# [How to complete this task]
For each line in the data below that has the word "title", copy that line.

# [Data records for software interfaces]

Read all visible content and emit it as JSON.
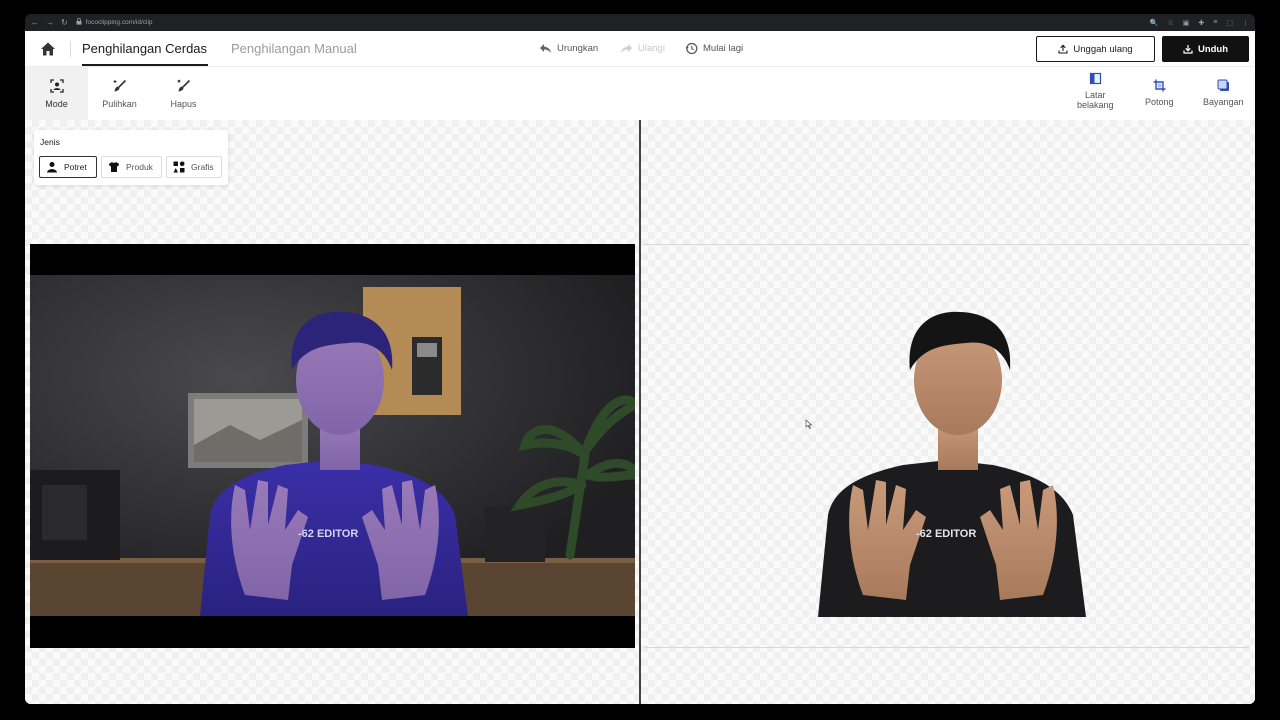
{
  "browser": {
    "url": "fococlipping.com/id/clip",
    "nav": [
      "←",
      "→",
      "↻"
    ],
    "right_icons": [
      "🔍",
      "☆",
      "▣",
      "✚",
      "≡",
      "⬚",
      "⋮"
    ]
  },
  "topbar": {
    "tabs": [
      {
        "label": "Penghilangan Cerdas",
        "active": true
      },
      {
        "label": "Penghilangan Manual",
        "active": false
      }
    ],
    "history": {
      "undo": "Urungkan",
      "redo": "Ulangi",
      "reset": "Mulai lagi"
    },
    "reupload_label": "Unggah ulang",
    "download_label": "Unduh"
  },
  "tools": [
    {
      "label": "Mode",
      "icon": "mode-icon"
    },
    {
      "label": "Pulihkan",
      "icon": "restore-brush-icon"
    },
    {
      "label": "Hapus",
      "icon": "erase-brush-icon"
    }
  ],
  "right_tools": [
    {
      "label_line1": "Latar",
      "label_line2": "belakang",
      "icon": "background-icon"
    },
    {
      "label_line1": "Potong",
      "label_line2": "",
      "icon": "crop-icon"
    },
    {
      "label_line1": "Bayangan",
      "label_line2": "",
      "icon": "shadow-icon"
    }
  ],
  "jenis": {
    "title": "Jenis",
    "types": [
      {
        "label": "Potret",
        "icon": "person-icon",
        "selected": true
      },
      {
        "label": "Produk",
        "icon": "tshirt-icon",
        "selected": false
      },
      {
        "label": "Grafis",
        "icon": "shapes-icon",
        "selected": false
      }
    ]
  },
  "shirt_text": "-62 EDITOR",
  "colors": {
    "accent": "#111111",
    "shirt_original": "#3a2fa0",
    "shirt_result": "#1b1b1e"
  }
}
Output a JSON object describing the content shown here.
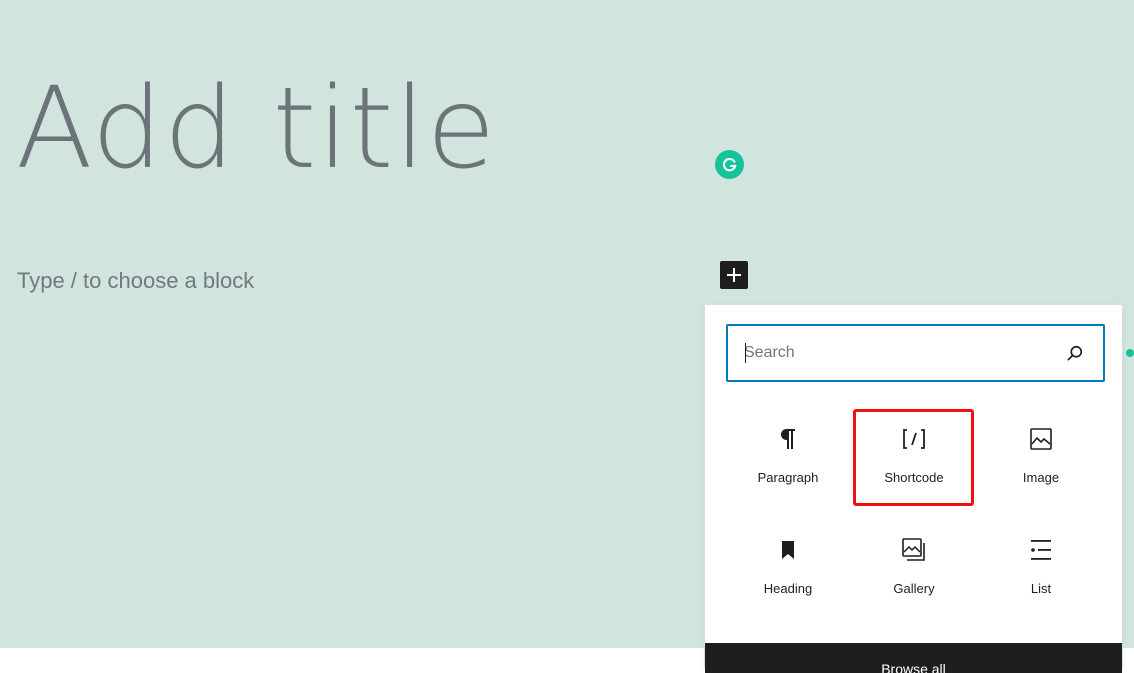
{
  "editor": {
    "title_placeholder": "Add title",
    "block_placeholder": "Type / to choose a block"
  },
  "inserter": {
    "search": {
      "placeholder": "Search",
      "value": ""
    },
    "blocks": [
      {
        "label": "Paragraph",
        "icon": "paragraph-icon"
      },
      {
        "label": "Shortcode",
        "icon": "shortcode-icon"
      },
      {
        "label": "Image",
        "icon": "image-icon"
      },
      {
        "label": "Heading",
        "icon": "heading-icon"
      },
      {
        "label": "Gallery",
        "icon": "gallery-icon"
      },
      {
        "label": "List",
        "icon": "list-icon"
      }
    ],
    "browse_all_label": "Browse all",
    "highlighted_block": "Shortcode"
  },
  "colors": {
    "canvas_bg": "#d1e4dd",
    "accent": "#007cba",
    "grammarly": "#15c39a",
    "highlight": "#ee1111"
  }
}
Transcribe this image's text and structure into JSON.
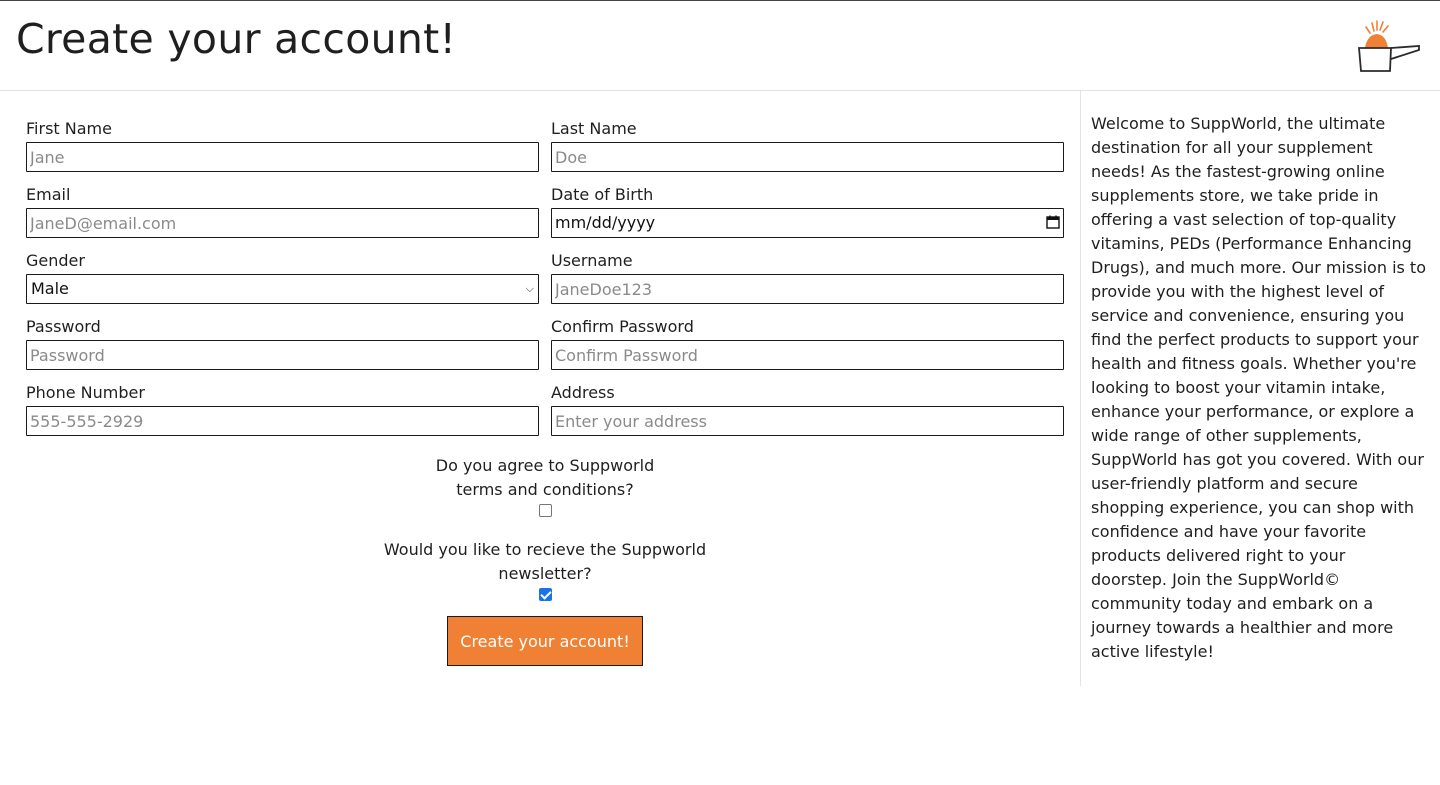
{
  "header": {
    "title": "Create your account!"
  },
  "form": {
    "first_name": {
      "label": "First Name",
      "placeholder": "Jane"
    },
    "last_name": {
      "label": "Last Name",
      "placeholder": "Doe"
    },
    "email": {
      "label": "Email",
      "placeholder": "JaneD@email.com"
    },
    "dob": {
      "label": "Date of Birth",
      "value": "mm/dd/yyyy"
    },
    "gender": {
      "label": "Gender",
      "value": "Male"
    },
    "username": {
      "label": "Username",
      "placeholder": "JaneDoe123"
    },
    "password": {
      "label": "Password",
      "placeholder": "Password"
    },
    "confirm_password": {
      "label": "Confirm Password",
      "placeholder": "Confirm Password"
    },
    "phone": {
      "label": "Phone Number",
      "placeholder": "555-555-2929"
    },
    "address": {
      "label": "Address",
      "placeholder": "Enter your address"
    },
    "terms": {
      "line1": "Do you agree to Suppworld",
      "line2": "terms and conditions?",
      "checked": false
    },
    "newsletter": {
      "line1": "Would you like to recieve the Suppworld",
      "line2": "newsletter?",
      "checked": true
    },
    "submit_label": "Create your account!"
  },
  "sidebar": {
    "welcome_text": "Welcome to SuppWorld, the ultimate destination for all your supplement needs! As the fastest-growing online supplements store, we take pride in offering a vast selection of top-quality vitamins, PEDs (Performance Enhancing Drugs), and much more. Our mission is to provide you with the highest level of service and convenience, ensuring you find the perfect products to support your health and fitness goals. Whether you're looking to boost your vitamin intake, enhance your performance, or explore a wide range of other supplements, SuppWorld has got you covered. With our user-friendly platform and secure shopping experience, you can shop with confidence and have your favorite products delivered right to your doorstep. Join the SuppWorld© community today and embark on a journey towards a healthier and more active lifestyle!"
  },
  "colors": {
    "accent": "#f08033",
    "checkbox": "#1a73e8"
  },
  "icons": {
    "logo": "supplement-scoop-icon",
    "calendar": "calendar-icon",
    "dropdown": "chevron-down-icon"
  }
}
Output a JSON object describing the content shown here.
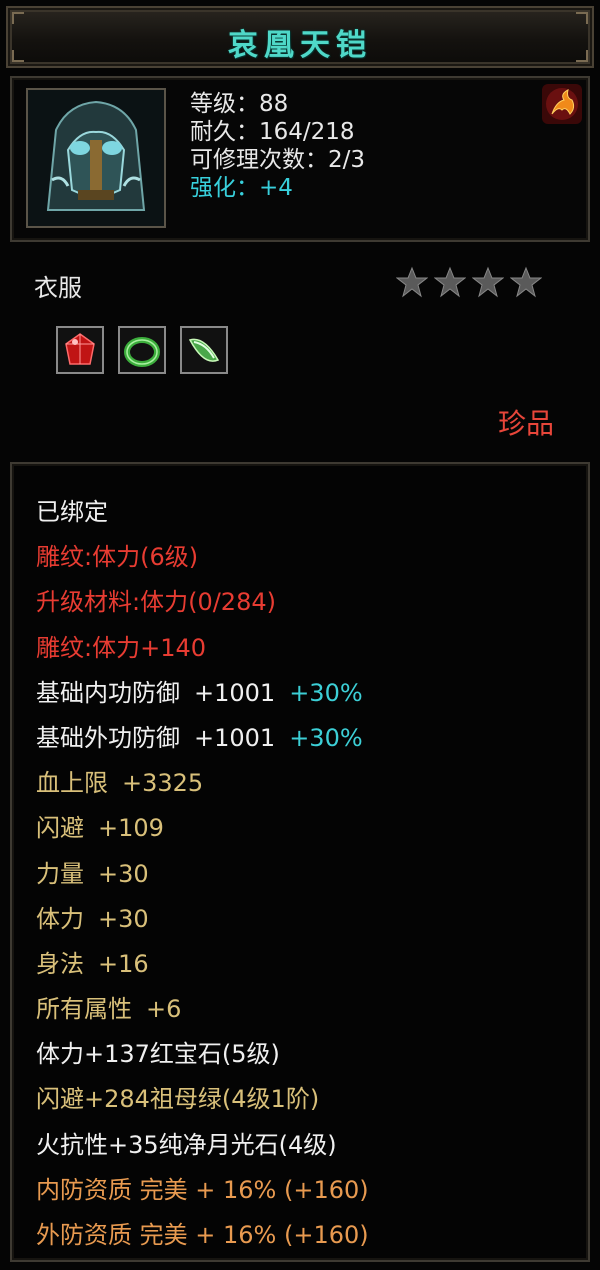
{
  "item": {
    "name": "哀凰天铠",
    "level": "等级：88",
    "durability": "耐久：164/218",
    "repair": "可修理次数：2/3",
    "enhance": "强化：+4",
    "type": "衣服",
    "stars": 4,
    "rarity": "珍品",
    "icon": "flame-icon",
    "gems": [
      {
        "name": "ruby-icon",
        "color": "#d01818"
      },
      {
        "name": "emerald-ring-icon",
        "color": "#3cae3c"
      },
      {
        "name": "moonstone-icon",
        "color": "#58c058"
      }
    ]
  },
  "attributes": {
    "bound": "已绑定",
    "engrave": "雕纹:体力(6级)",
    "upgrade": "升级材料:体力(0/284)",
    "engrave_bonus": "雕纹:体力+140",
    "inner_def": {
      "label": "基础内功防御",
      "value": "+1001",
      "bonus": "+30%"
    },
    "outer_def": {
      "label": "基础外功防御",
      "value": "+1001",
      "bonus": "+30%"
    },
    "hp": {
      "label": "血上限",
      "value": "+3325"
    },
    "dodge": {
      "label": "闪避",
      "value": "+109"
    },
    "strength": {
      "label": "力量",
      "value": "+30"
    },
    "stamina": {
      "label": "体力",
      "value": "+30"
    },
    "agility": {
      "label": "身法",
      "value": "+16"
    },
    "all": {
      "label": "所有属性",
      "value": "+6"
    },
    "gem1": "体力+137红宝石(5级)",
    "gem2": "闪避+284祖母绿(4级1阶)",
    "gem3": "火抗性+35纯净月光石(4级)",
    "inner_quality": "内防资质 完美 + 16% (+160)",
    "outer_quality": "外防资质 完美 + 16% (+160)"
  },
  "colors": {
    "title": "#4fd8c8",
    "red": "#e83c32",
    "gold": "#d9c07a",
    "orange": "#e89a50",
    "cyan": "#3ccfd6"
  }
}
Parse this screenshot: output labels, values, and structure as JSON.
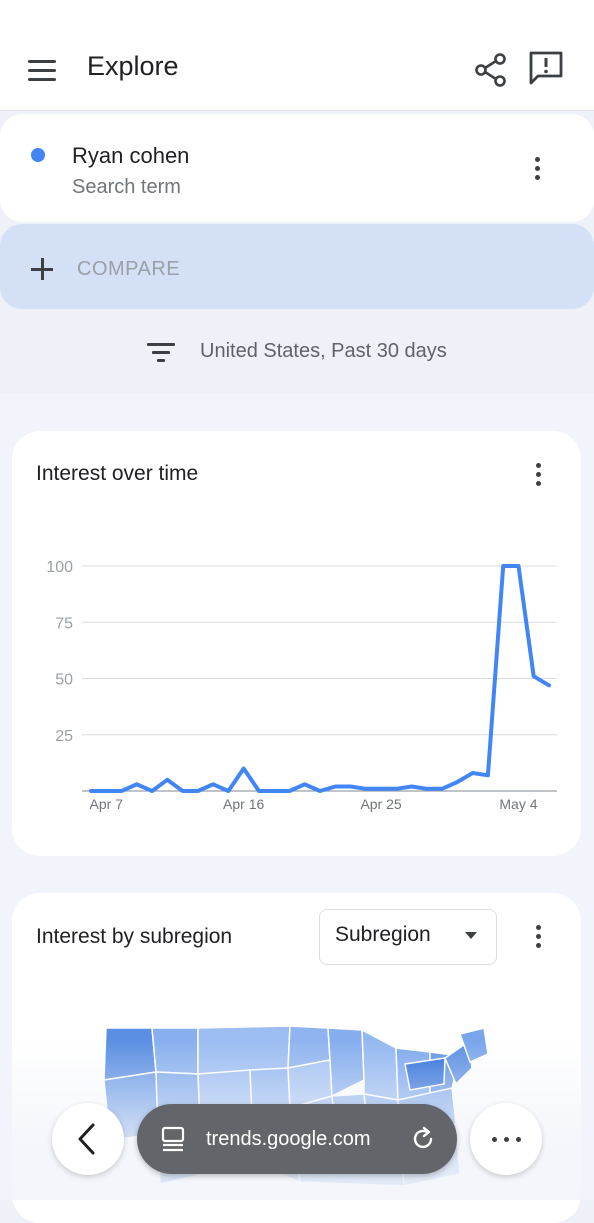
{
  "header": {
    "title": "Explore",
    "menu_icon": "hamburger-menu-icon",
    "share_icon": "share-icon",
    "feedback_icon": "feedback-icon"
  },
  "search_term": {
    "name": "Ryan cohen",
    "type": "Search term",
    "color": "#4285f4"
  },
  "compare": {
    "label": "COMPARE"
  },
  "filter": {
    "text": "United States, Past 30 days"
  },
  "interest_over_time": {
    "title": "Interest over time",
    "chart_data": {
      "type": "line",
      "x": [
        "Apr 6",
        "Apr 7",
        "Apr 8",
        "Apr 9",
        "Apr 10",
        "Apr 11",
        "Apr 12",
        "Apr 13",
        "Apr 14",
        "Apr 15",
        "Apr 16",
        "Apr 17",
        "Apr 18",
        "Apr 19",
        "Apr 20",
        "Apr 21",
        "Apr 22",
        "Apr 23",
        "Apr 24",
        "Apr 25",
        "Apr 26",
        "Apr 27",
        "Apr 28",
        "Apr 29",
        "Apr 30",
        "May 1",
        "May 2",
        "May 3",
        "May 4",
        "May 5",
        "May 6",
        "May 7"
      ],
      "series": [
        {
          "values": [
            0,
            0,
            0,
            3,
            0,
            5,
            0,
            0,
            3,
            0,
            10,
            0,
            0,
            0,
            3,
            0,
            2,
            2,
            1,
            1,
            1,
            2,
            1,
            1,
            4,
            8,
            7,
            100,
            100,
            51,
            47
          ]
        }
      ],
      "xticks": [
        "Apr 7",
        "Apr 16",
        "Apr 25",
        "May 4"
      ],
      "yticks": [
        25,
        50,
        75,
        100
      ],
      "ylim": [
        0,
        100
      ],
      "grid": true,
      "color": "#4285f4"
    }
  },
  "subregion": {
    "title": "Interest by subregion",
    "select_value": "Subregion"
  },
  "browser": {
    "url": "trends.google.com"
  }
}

# [Solution to this task]
    "title": "Jenis",
    "title_placeholder": "Add title",
    "title": "Create your account!"
    "title": "#4fd8c8",
    "title": "Explore",
    "title": "Interest over time",
    "title": "Interest by subregion",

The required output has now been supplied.